The plans recently submitted to transform the Eye of York reveal a pleasant, stone-flagged open space beside historic Clifford’s Tower, with places to sit and look out over the Foss, and even a fountain.

The designs have been produced following a public consultation in 2019 in which local people gave their ideas for the area. And they are a far cry from what was being proposed for this very site 20 years ago.

Back then, developer Land Securities was pushing to be allowed to build an extension to the Copperate Centre, which would have seen a row of shops extend along the Foss and into the space still, today, occupied by the Castle car park.

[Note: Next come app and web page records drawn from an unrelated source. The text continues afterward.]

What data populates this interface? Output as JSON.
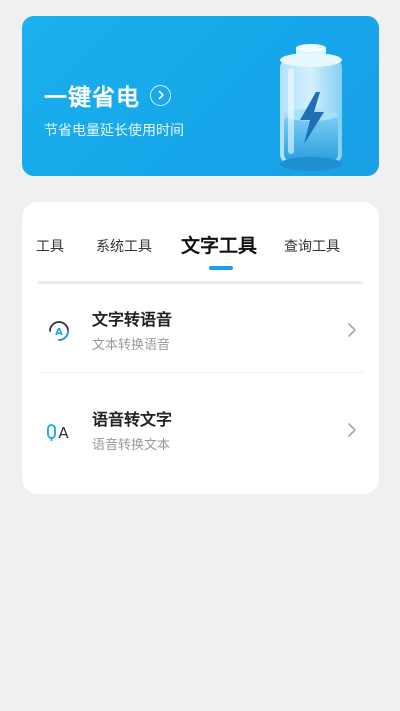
{
  "banner": {
    "title": "一键省电",
    "subtitle": "节省电量延长使用时间",
    "accent_color": "#1aaef0",
    "arrow_icon": "chevron-right-circle-icon",
    "illustration": "battery-lightning-icon"
  },
  "tabs": [
    {
      "label": "工具"
    },
    {
      "label": "系统工具"
    },
    {
      "label": "文字工具",
      "active": true
    },
    {
      "label": "查询工具"
    }
  ],
  "tools": [
    {
      "title": "文字转语音",
      "subtitle": "文本转换语音",
      "icon": "text-to-speech-icon"
    },
    {
      "title": "语音转文字",
      "subtitle": "语音转换文本",
      "icon": "speech-to-text-icon"
    }
  ]
}
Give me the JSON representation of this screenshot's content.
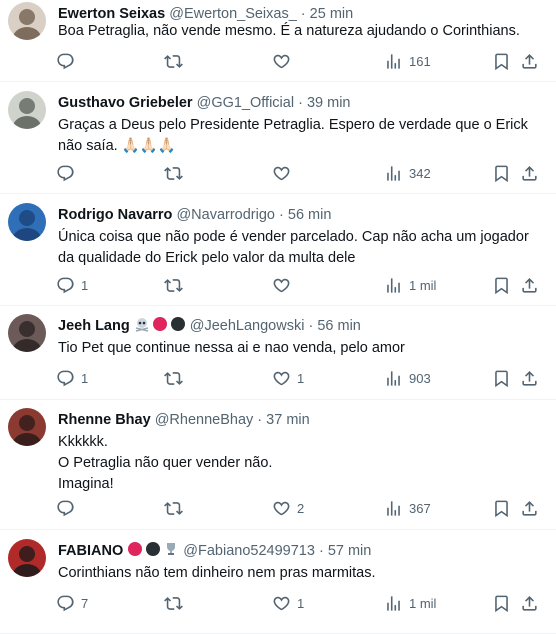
{
  "tweets": [
    {
      "name": "Ewerton Seixas",
      "badges": [],
      "handle": "@Ewerton_Seixas_",
      "time": "25 min",
      "lines": [
        "Boa Petraglia, não vende mesmo. É a natureza ajudando o Corinthians."
      ],
      "replies": "",
      "likes": "",
      "views": "161",
      "avatar_colors": [
        "#d9cfc4",
        "#6d5a4a"
      ]
    },
    {
      "name": "Gusthavo Griebeler",
      "badges": [],
      "handle": "@GG1_Official",
      "time": "39 min",
      "lines": [
        "Graças a Deus pelo Presidente Petraglia. Espero de verdade que o Erick",
        "não saía. 🙏🏻🙏🏻🙏🏻"
      ],
      "replies": "",
      "likes": "",
      "views": "342",
      "avatar_colors": [
        "#cfd3cc",
        "#5a5f58"
      ]
    },
    {
      "name": "Rodrigo Navarro",
      "badges": [],
      "handle": "@Navarrodrigo",
      "time": "56 min",
      "lines": [
        "Única coisa que não pode é vender parcelado. Cap não acha um jogador",
        "da qualidade do Erick pelo valor da multa dele"
      ],
      "replies": "1",
      "likes": "",
      "views": "1 mil",
      "avatar_colors": [
        "#2e6fb8",
        "#1b3f75"
      ]
    },
    {
      "name": "Jeeh Lang",
      "badges": [
        "skull",
        "red",
        "black"
      ],
      "handle": "@JeehLangowski",
      "time": "56 min",
      "lines": [
        "Tio Pet que continue nessa ai e nao venda, pelo amor"
      ],
      "replies": "1",
      "likes": "1",
      "views": "903",
      "avatar_colors": [
        "#6b5a58",
        "#2a2222"
      ]
    },
    {
      "name": "Rhenne Bhay",
      "badges": [],
      "handle": "@RhenneBhay",
      "time": "37 min",
      "lines": [
        "Kkkkkk.",
        "O Petraglia não quer vender não.",
        "Imagina!"
      ],
      "replies": "",
      "likes": "2",
      "views": "367",
      "avatar_colors": [
        "#8a3a30",
        "#2a1a18"
      ]
    },
    {
      "name": "FABIANO",
      "badges": [
        "red",
        "black",
        "trophy"
      ],
      "handle": "@Fabiano52499713",
      "time": "57 min",
      "lines": [
        "Corinthians não tem dinheiro nem pras marmitas."
      ],
      "replies": "7",
      "likes": "1",
      "views": "1 mil",
      "avatar_colors": [
        "#b02a2a",
        "#1a1a1a"
      ]
    }
  ],
  "icons": {
    "reply": "reply-icon",
    "retweet": "retweet-icon",
    "like": "heart-icon",
    "views": "views-icon",
    "bookmark": "bookmark-icon",
    "share": "share-icon"
  },
  "colors": {
    "text": "#0f1419",
    "muted": "#536471",
    "divider": "#eff3f4",
    "red_badge": "#e0245e"
  }
}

The council of the day was fully behind the £60 million scheme - and even employed an expensive QC to defend it at public inquiry. But Coppergate Riverside, as the scheme was known, divided opinion.

York Press:

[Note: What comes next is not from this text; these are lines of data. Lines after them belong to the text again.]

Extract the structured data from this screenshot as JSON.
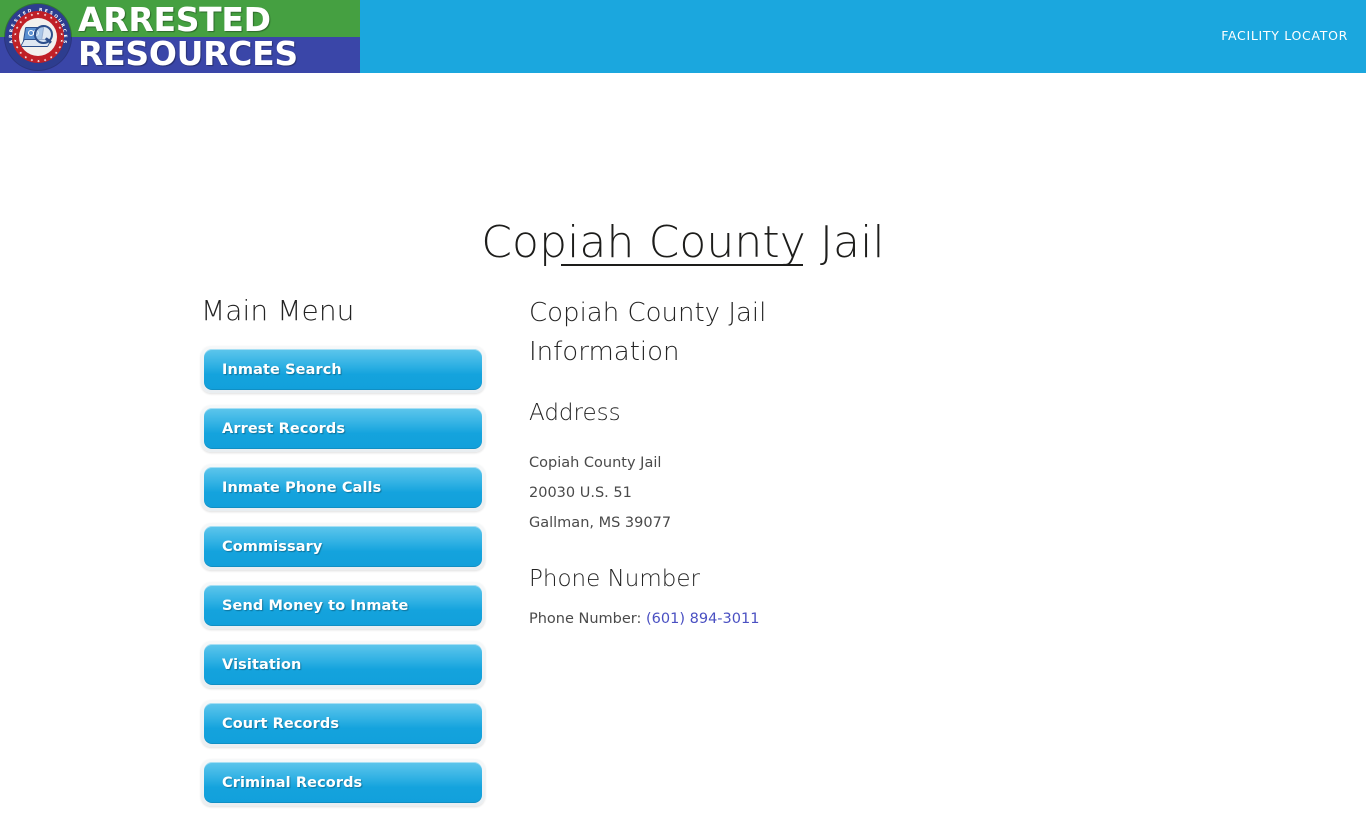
{
  "header": {
    "brand": {
      "line1": "ARRESTED",
      "line2": "RESOURCES",
      "badge_ring_text": "ARRESTED RESOURCES",
      "green": "#45a041",
      "dark_blue": "#3a46a8",
      "bar_blue": "#1ba7de"
    },
    "nav": {
      "facility_locator": "FACILITY LOCATOR"
    }
  },
  "page": {
    "title": "Copiah County Jail"
  },
  "menu": {
    "heading": "Main Menu",
    "items": [
      {
        "label": "Inmate Search"
      },
      {
        "label": "Arrest Records"
      },
      {
        "label": "Inmate Phone Calls"
      },
      {
        "label": "Commissary"
      },
      {
        "label": "Send Money to Inmate"
      },
      {
        "label": "Visitation"
      },
      {
        "label": "Court Records"
      },
      {
        "label": "Criminal Records"
      }
    ]
  },
  "info": {
    "title": "Copiah County Jail Information",
    "address_heading": "Address",
    "address": {
      "line1": "Copiah County Jail",
      "line2": "20030 U.S. 51",
      "line3": "Gallman, MS 39077"
    },
    "phone_heading": "Phone Number",
    "phone_label": "Phone Number:",
    "phone_value": "(601) 894-3011",
    "link_color": "#4a50c2"
  }
}
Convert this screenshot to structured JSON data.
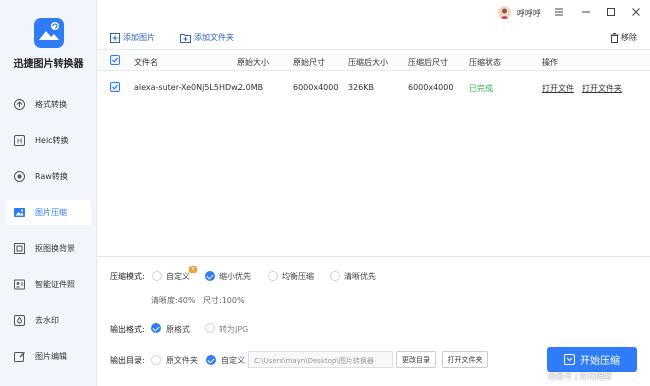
{
  "app": {
    "name": "迅捷图片转换器",
    "brand_color": "#2f7cf6"
  },
  "user": {
    "name": "呼呼呼"
  },
  "sidebar": {
    "items": [
      {
        "label": "格式转换",
        "icon": "format-convert-icon"
      },
      {
        "label": "Heic转换",
        "icon": "heic-icon"
      },
      {
        "label": "Raw转换",
        "icon": "raw-icon"
      },
      {
        "label": "图片压缩",
        "icon": "image-compress-icon",
        "active": true
      },
      {
        "label": "抠图换背景",
        "icon": "cutout-icon"
      },
      {
        "label": "智能证件照",
        "icon": "id-photo-icon"
      },
      {
        "label": "去水印",
        "icon": "watermark-remove-icon"
      },
      {
        "label": "图片编辑",
        "icon": "image-edit-icon"
      }
    ]
  },
  "toolbar": {
    "add_image": "添加图片",
    "add_folder": "添加文件夹",
    "remove": "移除"
  },
  "table": {
    "headers": [
      "文件名",
      "原始大小",
      "原始尺寸",
      "压缩后大小",
      "压缩后尺寸",
      "压缩状态",
      "操作"
    ],
    "rows": [
      {
        "filename": "alexa-suter-Xe0Nj5L5HDw...",
        "orig_size": "2.0MB",
        "orig_dim": "6000x4000",
        "new_size": "326KB",
        "new_dim": "6000x4000",
        "status": "已完成",
        "action_open_file": "打开文件",
        "action_open_folder": "打开文件夹"
      }
    ]
  },
  "compress": {
    "label": "压缩模式:",
    "options": [
      "自定义",
      "缩小优先",
      "均衡压缩",
      "清晰优先"
    ],
    "selected": "缩小优先",
    "clarity": "清晰度:40%",
    "size": "尺寸:100%"
  },
  "output_format": {
    "label": "输出格式:",
    "options": [
      "原格式",
      "转为JPG"
    ],
    "selected": "原格式"
  },
  "output_dir": {
    "label": "输出目录:",
    "options": [
      "原文件夹",
      "自定义"
    ],
    "selected": "自定义",
    "path": "C:\\Users\\mayn\\Desktop\\图片转换器",
    "change_dir": "更改目录",
    "open_folder": "打开文件夹"
  },
  "start_button": "开始压缩",
  "watermark_text": "网易号 | 职场隔壁"
}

A 2002 artist’s impression of the Coppergate Riverside scheme

There were those who hailed it as a way to revitalise a much neglected area of the city. But there were many more who said it would be a desecration of a unique and historic area of York.

Groups such as the Castle Area Campaign and York Tomorrow campaigned long and hard against Coppergate Riverside. And ultimately, following a nine-week public inquiry which cost the taxpayer an estimated £220,000, planning inspector John Bingham came down on their side.

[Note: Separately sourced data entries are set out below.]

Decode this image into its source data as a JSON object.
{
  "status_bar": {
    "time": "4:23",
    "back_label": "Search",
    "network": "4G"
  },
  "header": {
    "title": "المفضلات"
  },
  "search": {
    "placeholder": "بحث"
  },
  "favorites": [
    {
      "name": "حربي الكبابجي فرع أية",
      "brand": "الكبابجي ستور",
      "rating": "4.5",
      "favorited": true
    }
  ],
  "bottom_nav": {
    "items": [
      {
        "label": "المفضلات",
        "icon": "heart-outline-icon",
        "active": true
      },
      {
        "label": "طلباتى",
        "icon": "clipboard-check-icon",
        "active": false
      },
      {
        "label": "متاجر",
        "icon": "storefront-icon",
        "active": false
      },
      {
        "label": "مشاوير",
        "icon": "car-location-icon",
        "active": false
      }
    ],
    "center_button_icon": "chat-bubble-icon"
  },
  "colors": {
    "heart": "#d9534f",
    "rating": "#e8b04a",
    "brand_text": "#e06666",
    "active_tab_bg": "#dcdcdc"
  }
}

York Press:

‘Stop Shoppergate’ protesters marching down High Petergate in March 2001

In a scathing report in 2003, he described the plans as overly commercial and ‘grossly inappropriate’ in such a historic area. He accepted that the development would have brought benefits to York, including jobs, more shops, more visitors, and the regeneration of a run-down area.

But he added: “I have weighed these benefits against the heritage considerations… They are not overriding when seen against the need to protect this site of ... international renown.”

York Press:

Four of the Castle Area Campaigners today. L-r: Richard Lane, Dave Taylor, Stuart Wilson and Stella Hughes

Fast forward 20 years, and members of the Castle Area Campaign today are still breathing a sigh of relief. One of them, former Lord Mayor and independent councillor Dave Taylor, said the new proposals were a huge improvement and seemed to offer ‘everything that we struggled for’.

Stuart Wilson, the face of the Castle Area Campaign all those years ago, added: “We had to wait 20 years, but we have got there eventually.”

York Press:

A pleasant, open space: an artist’s impression from the recently-submitted (in 2022) plans for the Eye of York